Master of the House Of Darts: Obsidian and Blood Vol. III by Aliette deBodard
One of the disadvantages of reading and writing about so many books is that it’s sometimes hard to find the entries when you need them. I’m fairly sure that I’ve written about at least the first book of this series, but I can’t find where.
So: de Bodard has written a trio of mysteries set during the age of the Mexica, more popularely known as the Aztecs. The protagonist is Acatl, high priest of the god of death, who officially must investigate all murders in the kingdom. His protege, Teomitl, is the titular master (kind of a general-in-chief of the Mexica armies, and heir to the throne). In the last book, Acatl and the two other high priests of the major Mexica churches took desperate steps to insure that the Empire had a new First Speaker (Emperor); now they are living with the consequences of those efforts.

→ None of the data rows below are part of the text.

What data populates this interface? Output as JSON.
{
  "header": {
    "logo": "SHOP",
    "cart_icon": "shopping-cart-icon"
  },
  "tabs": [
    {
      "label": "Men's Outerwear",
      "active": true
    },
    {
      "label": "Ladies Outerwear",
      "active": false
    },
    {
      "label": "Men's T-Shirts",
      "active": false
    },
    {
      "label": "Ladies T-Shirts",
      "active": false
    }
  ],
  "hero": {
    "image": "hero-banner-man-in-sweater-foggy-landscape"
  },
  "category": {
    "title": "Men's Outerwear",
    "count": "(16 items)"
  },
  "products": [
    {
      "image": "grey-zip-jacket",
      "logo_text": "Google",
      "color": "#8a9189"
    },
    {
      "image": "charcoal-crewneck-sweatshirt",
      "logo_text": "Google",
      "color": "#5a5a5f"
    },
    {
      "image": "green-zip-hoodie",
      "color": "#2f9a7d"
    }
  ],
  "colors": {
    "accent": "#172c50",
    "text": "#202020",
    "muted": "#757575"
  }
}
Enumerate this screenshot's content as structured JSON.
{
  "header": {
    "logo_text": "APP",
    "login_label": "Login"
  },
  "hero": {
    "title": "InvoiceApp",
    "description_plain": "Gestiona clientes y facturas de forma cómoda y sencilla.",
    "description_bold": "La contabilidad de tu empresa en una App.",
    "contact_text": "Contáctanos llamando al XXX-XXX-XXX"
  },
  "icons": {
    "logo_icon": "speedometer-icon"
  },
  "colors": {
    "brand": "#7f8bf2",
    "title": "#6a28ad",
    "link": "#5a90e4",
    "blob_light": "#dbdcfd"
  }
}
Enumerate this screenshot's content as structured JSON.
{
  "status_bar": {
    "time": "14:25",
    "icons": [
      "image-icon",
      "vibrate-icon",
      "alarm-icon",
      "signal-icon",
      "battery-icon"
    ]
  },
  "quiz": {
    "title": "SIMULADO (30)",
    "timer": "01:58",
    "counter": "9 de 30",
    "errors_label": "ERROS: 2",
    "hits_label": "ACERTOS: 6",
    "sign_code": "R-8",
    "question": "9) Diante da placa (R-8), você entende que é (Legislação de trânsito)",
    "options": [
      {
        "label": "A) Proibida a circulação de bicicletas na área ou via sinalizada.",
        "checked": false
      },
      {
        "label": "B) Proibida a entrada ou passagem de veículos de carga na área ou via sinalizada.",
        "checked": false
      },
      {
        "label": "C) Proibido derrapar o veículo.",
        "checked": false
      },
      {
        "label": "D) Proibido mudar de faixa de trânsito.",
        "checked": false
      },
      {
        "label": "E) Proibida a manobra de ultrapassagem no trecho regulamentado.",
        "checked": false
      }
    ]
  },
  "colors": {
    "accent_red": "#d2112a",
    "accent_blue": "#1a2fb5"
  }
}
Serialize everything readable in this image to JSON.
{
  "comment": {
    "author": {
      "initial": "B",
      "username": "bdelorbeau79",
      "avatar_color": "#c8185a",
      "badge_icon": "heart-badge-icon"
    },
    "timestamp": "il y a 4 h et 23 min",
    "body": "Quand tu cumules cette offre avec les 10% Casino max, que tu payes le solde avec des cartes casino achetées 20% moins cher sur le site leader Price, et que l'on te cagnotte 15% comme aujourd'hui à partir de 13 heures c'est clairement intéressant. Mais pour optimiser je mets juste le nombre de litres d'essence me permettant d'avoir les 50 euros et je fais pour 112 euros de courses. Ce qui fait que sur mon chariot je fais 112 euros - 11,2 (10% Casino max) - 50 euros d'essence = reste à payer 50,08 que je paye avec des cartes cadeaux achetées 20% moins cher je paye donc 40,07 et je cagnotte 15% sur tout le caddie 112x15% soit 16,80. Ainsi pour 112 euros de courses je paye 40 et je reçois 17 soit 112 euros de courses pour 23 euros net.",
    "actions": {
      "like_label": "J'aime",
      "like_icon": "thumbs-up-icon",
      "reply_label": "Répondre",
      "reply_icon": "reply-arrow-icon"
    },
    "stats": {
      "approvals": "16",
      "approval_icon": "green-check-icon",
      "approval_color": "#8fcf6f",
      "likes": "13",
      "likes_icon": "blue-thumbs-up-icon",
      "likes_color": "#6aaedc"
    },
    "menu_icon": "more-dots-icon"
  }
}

The First Speaker comes back from his coronation war with a pitiful few prisoners, one of whom almost immediately expires from a magical/cursed disease. Acatl’s investigations lead him, once again, deep into politics in realms both human and divine. The plague is spreading, and Teomitl is clearly up to something that he isn’t talking about, so it will probably make things worse.
This is the conclusion (probably) to an interesting series set in a world most of us never really think much about. You might kind of need to shut your prejudices about the Aztecs off, but the world makes sense within itself (de Bodard had to do some reconstruction, since much of what is known about the Mexica is unreliable and much else is unknown), the characters, though alien enough to be thought-provoking, are interesting and, where necessary, likable, and it is a place and time unlike anything in western European fantasy. Highly recommended, though you want to start with Servant of the Underworld.
Kris Longknife: Deserter by Mike Shepherd
Re-read. Originally written up here
An Accidental Goddess by Linnea Sinclair
Re-read. Original here.
I would make one addition to that write-up: there’s something that happens towards the end of the book that now sort of annoys me; I don’t think it’s necessary and if I were writing the book I’d take it out. YMMV. Still recommended.